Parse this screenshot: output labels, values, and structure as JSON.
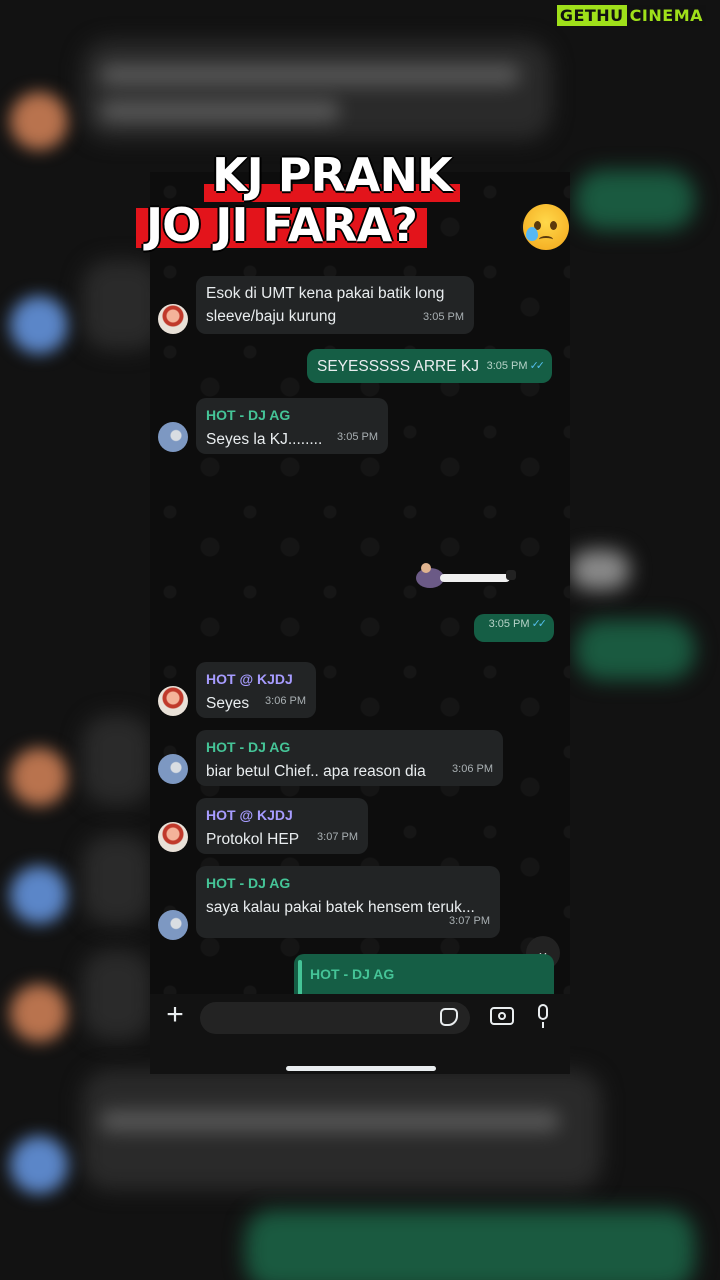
{
  "watermark": {
    "part1": "GETHU",
    "part2": "CINEMA"
  },
  "title": {
    "line1": "KJ PRANK",
    "line2": "JO JI FARA?"
  },
  "chat": {
    "messages": [
      {
        "type": "in",
        "sender": "",
        "text": "Esok di UMT kena pakai batik long sleeve/baju kurung",
        "time": "3:05 PM"
      },
      {
        "type": "out",
        "text": "SEYESSSSS ARRE KJ",
        "time": "3:05 PM"
      },
      {
        "type": "in",
        "sender": "HOT - DJ AG",
        "text": "Seyes la KJ........",
        "time": "3:05 PM"
      },
      {
        "type": "out",
        "text": "",
        "time": "3:05 PM"
      },
      {
        "type": "in",
        "sender": "HOT @ KJDJ",
        "text": "Seyes",
        "time": "3:06 PM"
      },
      {
        "type": "in",
        "sender": "HOT - DJ AG",
        "text": "biar betul Chief.. apa reason dia",
        "time": "3:06 PM"
      },
      {
        "type": "in",
        "sender": "HOT @ KJDJ",
        "text": "Protokol HEP",
        "time": "3:07 PM"
      },
      {
        "type": "in",
        "sender": "HOT - DJ AG",
        "text": "saya kalau pakai batek hensem teruk...",
        "time": "3:07 PM"
      }
    ],
    "quoted_sender": "HOT - DJ AG",
    "read_ticks": "✓✓"
  },
  "icons": {
    "plus": "plus-icon",
    "sticker": "sticker-icon",
    "camera": "camera-icon",
    "mic": "microphone-icon",
    "scroll": "chevron-down-icon"
  }
}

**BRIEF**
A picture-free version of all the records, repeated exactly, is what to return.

**REPLY**
Parse this screenshot: output labels, values, and structure as JSON.
{
  "watermark": {
    "part1": "GETHU",
    "part2": "CINEMA"
  },
  "title": {
    "line1": "KJ PRANK",
    "line2": "JO JI FARA?"
  },
  "chat": {
    "messages": [
      {
        "type": "in",
        "sender": "",
        "text": "Esok di UMT kena pakai batik long sleeve/baju kurung",
        "time": "3:05 PM"
      },
      {
        "type": "out",
        "text": "SEYESSSSS ARRE KJ",
        "time": "3:05 PM"
      },
      {
        "type": "in",
        "sender": "HOT - DJ AG",
        "text": "Seyes la KJ........",
        "time": "3:05 PM"
      },
      {
        "type": "out",
        "text": "",
        "time": "3:05 PM"
      },
      {
        "type": "in",
        "sender": "HOT @ KJDJ",
        "text": "Seyes",
        "time": "3:06 PM"
      },
      {
        "type": "in",
        "sender": "HOT - DJ AG",
        "text": "biar betul Chief.. apa reason dia",
        "time": "3:06 PM"
      },
      {
        "type": "in",
        "sender": "HOT @ KJDJ",
        "text": "Protokol HEP",
        "time": "3:07 PM"
      },
      {
        "type": "in",
        "sender": "HOT - DJ AG",
        "text": "saya kalau pakai batek hensem teruk...",
        "time": "3:07 PM"
      }
    ],
    "quoted_sender": "HOT - DJ AG",
    "read_ticks": "✓✓"
  },
  "icons": {
    "plus": "plus-icon",
    "sticker": "sticker-icon",
    "camera": "camera-icon",
    "mic": "microphone-icon",
    "scroll": "chevron-down-icon"
  }
}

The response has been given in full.